# Directions
The result should be an exact copy of the entries that follow, with no pictures included.

[Opening Working data section]

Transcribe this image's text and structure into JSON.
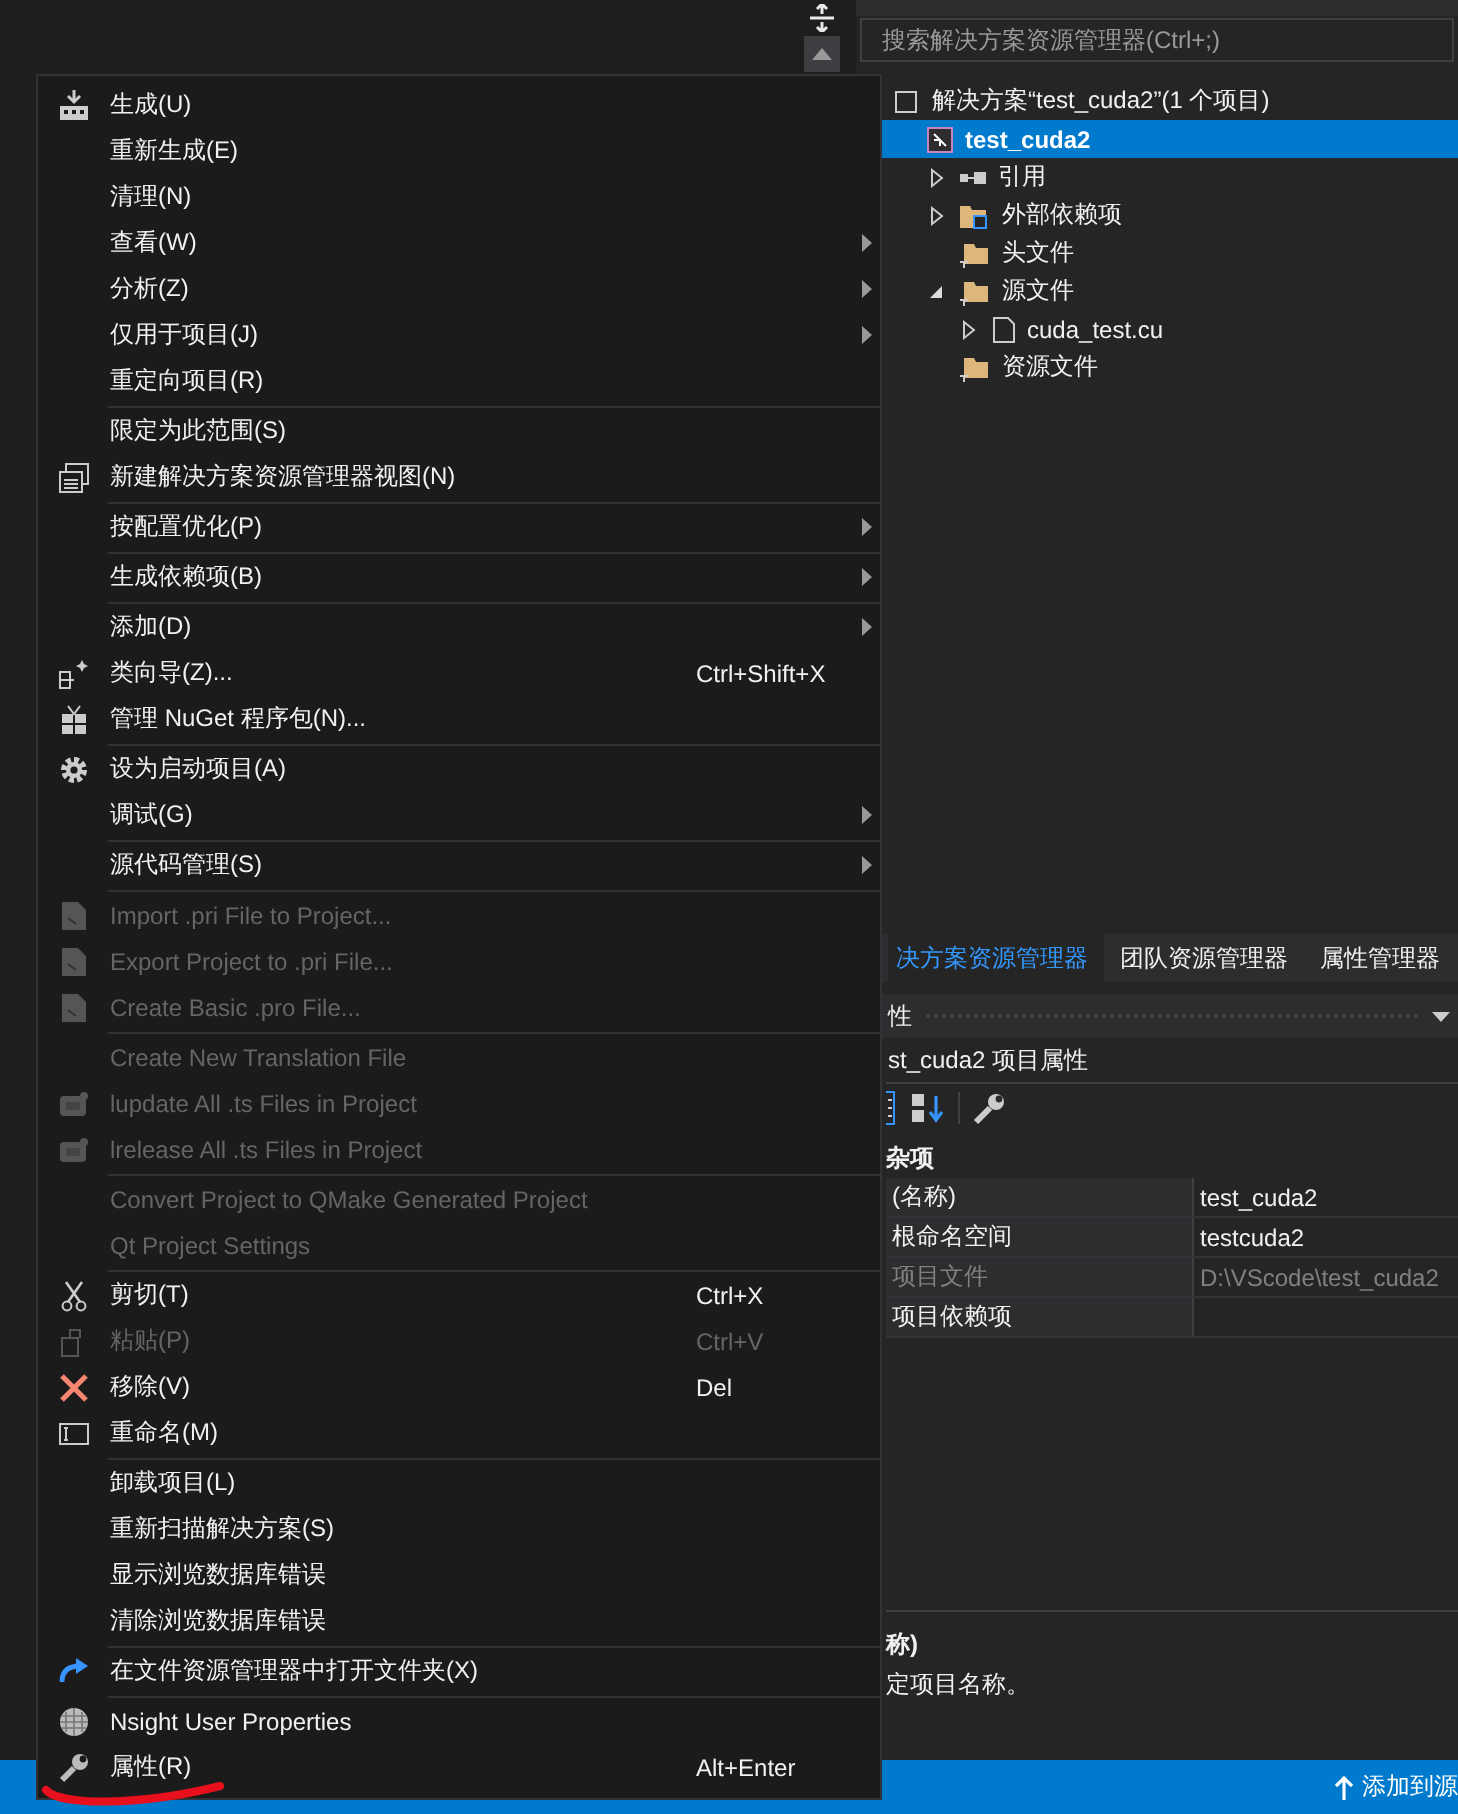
{
  "solution_explorer": {
    "search": {
      "placeholder": "搜索解决方案资源管理器(Ctrl+;)"
    },
    "tree": [
      {
        "label": "解决方案“test_cuda2”(1 个项目)",
        "kind": "solution",
        "selected": false,
        "children": [
          {
            "label": "test_cuda2",
            "kind": "project",
            "selected": true,
            "children": [
              {
                "label": "引用",
                "kind": "references",
                "selected": false,
                "expanded": false
              },
              {
                "label": "外部依赖项",
                "kind": "external",
                "selected": false,
                "expanded": false
              },
              {
                "label": "头文件",
                "kind": "filter",
                "selected": false
              },
              {
                "label": "源文件",
                "kind": "filter",
                "selected": false,
                "expanded": true,
                "children": [
                  {
                    "label": "cuda_test.cu",
                    "kind": "file",
                    "selected": false,
                    "expanded": false
                  }
                ]
              },
              {
                "label": "资源文件",
                "kind": "filter",
                "selected": false
              }
            ]
          }
        ]
      }
    ]
  },
  "tabs": [
    {
      "label": "决方案资源管理器",
      "selected": true
    },
    {
      "label": "团队资源管理器",
      "selected": false
    },
    {
      "label": "属性管理器",
      "selected": false
    }
  ],
  "properties": {
    "header": "性",
    "title": "st_cuda2 项目属性",
    "category": "杂项",
    "rows": [
      {
        "name": "(名称)",
        "value": "test_cuda2",
        "disabled": false
      },
      {
        "name": "根命名空间",
        "value": "testcuda2",
        "disabled": false
      },
      {
        "name": "项目文件",
        "value": "D:\\VScode\\test_cuda2",
        "disabled": true
      },
      {
        "name": "项目依赖项",
        "disabled": false
      }
    ],
    "description_title": "称)",
    "description": "定项目名称。"
  },
  "context_menu": [
    {
      "kind": "item",
      "label": "生成(U)",
      "submenu": false,
      "disabled": false
    },
    {
      "kind": "item",
      "label": "重新生成(E)",
      "submenu": false,
      "disabled": false
    },
    {
      "kind": "item",
      "label": "清理(N)",
      "submenu": false,
      "disabled": false
    },
    {
      "kind": "item",
      "label": "查看(W)",
      "submenu": true,
      "disabled": false
    },
    {
      "kind": "item",
      "label": "分析(Z)",
      "submenu": true,
      "disabled": false
    },
    {
      "kind": "item",
      "label": "仅用于项目(J)",
      "submenu": true,
      "disabled": false
    },
    {
      "kind": "item",
      "label": "重定向项目(R)",
      "submenu": false,
      "disabled": false
    },
    {
      "kind": "separator"
    },
    {
      "kind": "item",
      "label": "限定为此范围(S)",
      "submenu": false,
      "disabled": false
    },
    {
      "kind": "item",
      "label": "新建解决方案资源管理器视图(N)",
      "submenu": false,
      "disabled": false
    },
    {
      "kind": "separator"
    },
    {
      "kind": "item",
      "label": "按配置优化(P)",
      "submenu": true,
      "disabled": false
    },
    {
      "kind": "separator"
    },
    {
      "kind": "item",
      "label": "生成依赖项(B)",
      "submenu": true,
      "disabled": false
    },
    {
      "kind": "separator"
    },
    {
      "kind": "item",
      "label": "添加(D)",
      "submenu": true,
      "disabled": false
    },
    {
      "kind": "item",
      "label": "类向导(Z)...",
      "shortcut": "Ctrl+Shift+X",
      "submenu": false,
      "disabled": false
    },
    {
      "kind": "item",
      "label": "管理 NuGet 程序包(N)...",
      "submenu": false,
      "disabled": false
    },
    {
      "kind": "separator"
    },
    {
      "kind": "item",
      "label": "设为启动项目(A)",
      "submenu": false,
      "disabled": false
    },
    {
      "kind": "item",
      "label": "调试(G)",
      "submenu": true,
      "disabled": false
    },
    {
      "kind": "separator"
    },
    {
      "kind": "item",
      "label": "源代码管理(S)",
      "submenu": true,
      "disabled": false
    },
    {
      "kind": "separator"
    },
    {
      "kind": "item",
      "label": "Import .pri File to Project...",
      "submenu": false,
      "disabled": true
    },
    {
      "kind": "item",
      "label": "Export Project to .pri File...",
      "submenu": false,
      "disabled": true
    },
    {
      "kind": "item",
      "label": "Create Basic .pro File...",
      "submenu": false,
      "disabled": true
    },
    {
      "kind": "separator"
    },
    {
      "kind": "item",
      "label": "Create New Translation File",
      "submenu": false,
      "disabled": true
    },
    {
      "kind": "item",
      "label": "lupdate All .ts Files in Project",
      "submenu": false,
      "disabled": true
    },
    {
      "kind": "item",
      "label": "lrelease All .ts Files in Project",
      "submenu": false,
      "disabled": true
    },
    {
      "kind": "separator"
    },
    {
      "kind": "item",
      "label": "Convert Project to QMake Generated Project",
      "submenu": false,
      "disabled": true
    },
    {
      "kind": "item",
      "label": "Qt Project Settings",
      "submenu": false,
      "disabled": true
    },
    {
      "kind": "separator"
    },
    {
      "kind": "item",
      "label": "剪切(T)",
      "shortcut": "Ctrl+X",
      "submenu": false,
      "disabled": false
    },
    {
      "kind": "item",
      "label": "粘贴(P)",
      "shortcut": "Ctrl+V",
      "submenu": false,
      "disabled": true
    },
    {
      "kind": "item",
      "label": "移除(V)",
      "shortcut": "Del",
      "submenu": false,
      "disabled": false
    },
    {
      "kind": "item",
      "label": "重命名(M)",
      "submenu": false,
      "disabled": false
    },
    {
      "kind": "separator"
    },
    {
      "kind": "item",
      "label": "卸载项目(L)",
      "submenu": false,
      "disabled": false
    },
    {
      "kind": "item",
      "label": "重新扫描解决方案(S)",
      "submenu": false,
      "disabled": false
    },
    {
      "kind": "item",
      "label": "显示浏览数据库错误",
      "submenu": false,
      "disabled": false
    },
    {
      "kind": "item",
      "label": "清除浏览数据库错误",
      "submenu": false,
      "disabled": false
    },
    {
      "kind": "separator"
    },
    {
      "kind": "item",
      "label": "在文件资源管理器中打开文件夹(X)",
      "submenu": false,
      "disabled": false
    },
    {
      "kind": "separator"
    },
    {
      "kind": "item",
      "label": "Nsight User Properties",
      "submenu": false,
      "disabled": false
    },
    {
      "kind": "item",
      "label": "属性(R)",
      "shortcut": "Alt+Enter",
      "submenu": false,
      "disabled": false
    }
  ],
  "status_bar": {
    "text": "添加到源"
  }
}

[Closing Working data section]

# Solution for this task
Transcribe this image's text and structure into JSON.
{
  "solution_explorer": {
    "search": {
      "placeholder": "搜索解决方案资源管理器(Ctrl+;)"
    },
    "tree": [
      {
        "label": "解决方案“test_cuda2”(1 个项目)",
        "kind": "solution",
        "selected": false,
        "children": [
          {
            "label": "test_cuda2",
            "kind": "project",
            "selected": true,
            "children": [
              {
                "label": "引用",
                "kind": "references",
                "selected": false,
                "expanded": false
              },
              {
                "label": "外部依赖项",
                "kind": "external",
                "selected": false,
                "expanded": false
              },
              {
                "label": "头文件",
                "kind": "filter",
                "selected": false
              },
              {
                "label": "源文件",
                "kind": "filter",
                "selected": false,
                "expanded": true,
                "children": [
                  {
                    "label": "cuda_test.cu",
                    "kind": "file",
                    "selected": false,
                    "expanded": false
                  }
                ]
              },
              {
                "label": "资源文件",
                "kind": "filter",
                "selected": false
              }
            ]
          }
        ]
      }
    ]
  },
  "tabs": [
    {
      "label": "决方案资源管理器",
      "selected": true
    },
    {
      "label": "团队资源管理器",
      "selected": false
    },
    {
      "label": "属性管理器",
      "selected": false
    }
  ],
  "properties": {
    "header": "性",
    "title": "st_cuda2 项目属性",
    "category": "杂项",
    "rows": [
      {
        "name": "(名称)",
        "value": "test_cuda2",
        "disabled": false
      },
      {
        "name": "根命名空间",
        "value": "testcuda2",
        "disabled": false
      },
      {
        "name": "项目文件",
        "value": "D:\\VScode\\test_cuda2",
        "disabled": true
      },
      {
        "name": "项目依赖项",
        "disabled": false
      }
    ],
    "description_title": "称)",
    "description": "定项目名称。"
  },
  "context_menu": [
    {
      "kind": "item",
      "label": "生成(U)",
      "submenu": false,
      "disabled": false
    },
    {
      "kind": "item",
      "label": "重新生成(E)",
      "submenu": false,
      "disabled": false
    },
    {
      "kind": "item",
      "label": "清理(N)",
      "submenu": false,
      "disabled": false
    },
    {
      "kind": "item",
      "label": "查看(W)",
      "submenu": true,
      "disabled": false
    },
    {
      "kind": "item",
      "label": "分析(Z)",
      "submenu": true,
      "disabled": false
    },
    {
      "kind": "item",
      "label": "仅用于项目(J)",
      "submenu": true,
      "disabled": false
    },
    {
      "kind": "item",
      "label": "重定向项目(R)",
      "submenu": false,
      "disabled": false
    },
    {
      "kind": "separator"
    },
    {
      "kind": "item",
      "label": "限定为此范围(S)",
      "submenu": false,
      "disabled": false
    },
    {
      "kind": "item",
      "label": "新建解决方案资源管理器视图(N)",
      "submenu": false,
      "disabled": false
    },
    {
      "kind": "separator"
    },
    {
      "kind": "item",
      "label": "按配置优化(P)",
      "submenu": true,
      "disabled": false
    },
    {
      "kind": "separator"
    },
    {
      "kind": "item",
      "label": "生成依赖项(B)",
      "submenu": true,
      "disabled": false
    },
    {
      "kind": "separator"
    },
    {
      "kind": "item",
      "label": "添加(D)",
      "submenu": true,
      "disabled": false
    },
    {
      "kind": "item",
      "label": "类向导(Z)...",
      "shortcut": "Ctrl+Shift+X",
      "submenu": false,
      "disabled": false
    },
    {
      "kind": "item",
      "label": "管理 NuGet 程序包(N)...",
      "submenu": false,
      "disabled": false
    },
    {
      "kind": "separator"
    },
    {
      "kind": "item",
      "label": "设为启动项目(A)",
      "submenu": false,
      "disabled": false
    },
    {
      "kind": "item",
      "label": "调试(G)",
      "submenu": true,
      "disabled": false
    },
    {
      "kind": "separator"
    },
    {
      "kind": "item",
      "label": "源代码管理(S)",
      "submenu": true,
      "disabled": false
    },
    {
      "kind": "separator"
    },
    {
      "kind": "item",
      "label": "Import .pri File to Project...",
      "submenu": false,
      "disabled": true
    },
    {
      "kind": "item",
      "label": "Export Project to .pri File...",
      "submenu": false,
      "disabled": true
    },
    {
      "kind": "item",
      "label": "Create Basic .pro File...",
      "submenu": false,
      "disabled": true
    },
    {
      "kind": "separator"
    },
    {
      "kind": "item",
      "label": "Create New Translation File",
      "submenu": false,
      "disabled": true
    },
    {
      "kind": "item",
      "label": "lupdate All .ts Files in Project",
      "submenu": false,
      "disabled": true
    },
    {
      "kind": "item",
      "label": "lrelease All .ts Files in Project",
      "submenu": false,
      "disabled": true
    },
    {
      "kind": "separator"
    },
    {
      "kind": "item",
      "label": "Convert Project to QMake Generated Project",
      "submenu": false,
      "disabled": true
    },
    {
      "kind": "item",
      "label": "Qt Project Settings",
      "submenu": false,
      "disabled": true
    },
    {
      "kind": "separator"
    },
    {
      "kind": "item",
      "label": "剪切(T)",
      "shortcut": "Ctrl+X",
      "submenu": false,
      "disabled": false
    },
    {
      "kind": "item",
      "label": "粘贴(P)",
      "shortcut": "Ctrl+V",
      "submenu": false,
      "disabled": true
    },
    {
      "kind": "item",
      "label": "移除(V)",
      "shortcut": "Del",
      "submenu": false,
      "disabled": false
    },
    {
      "kind": "item",
      "label": "重命名(M)",
      "submenu": false,
      "disabled": false
    },
    {
      "kind": "separator"
    },
    {
      "kind": "item",
      "label": "卸载项目(L)",
      "submenu": false,
      "disabled": false
    },
    {
      "kind": "item",
      "label": "重新扫描解决方案(S)",
      "submenu": false,
      "disabled": false
    },
    {
      "kind": "item",
      "label": "显示浏览数据库错误",
      "submenu": false,
      "disabled": false
    },
    {
      "kind": "item",
      "label": "清除浏览数据库错误",
      "submenu": false,
      "disabled": false
    },
    {
      "kind": "separator"
    },
    {
      "kind": "item",
      "label": "在文件资源管理器中打开文件夹(X)",
      "submenu": false,
      "disabled": false
    },
    {
      "kind": "separator"
    },
    {
      "kind": "item",
      "label": "Nsight User Properties",
      "submenu": false,
      "disabled": false
    },
    {
      "kind": "item",
      "label": "属性(R)",
      "shortcut": "Alt+Enter",
      "submenu": false,
      "disabled": false
    }
  ],
  "status_bar": {
    "text": "添加到源"
  }
}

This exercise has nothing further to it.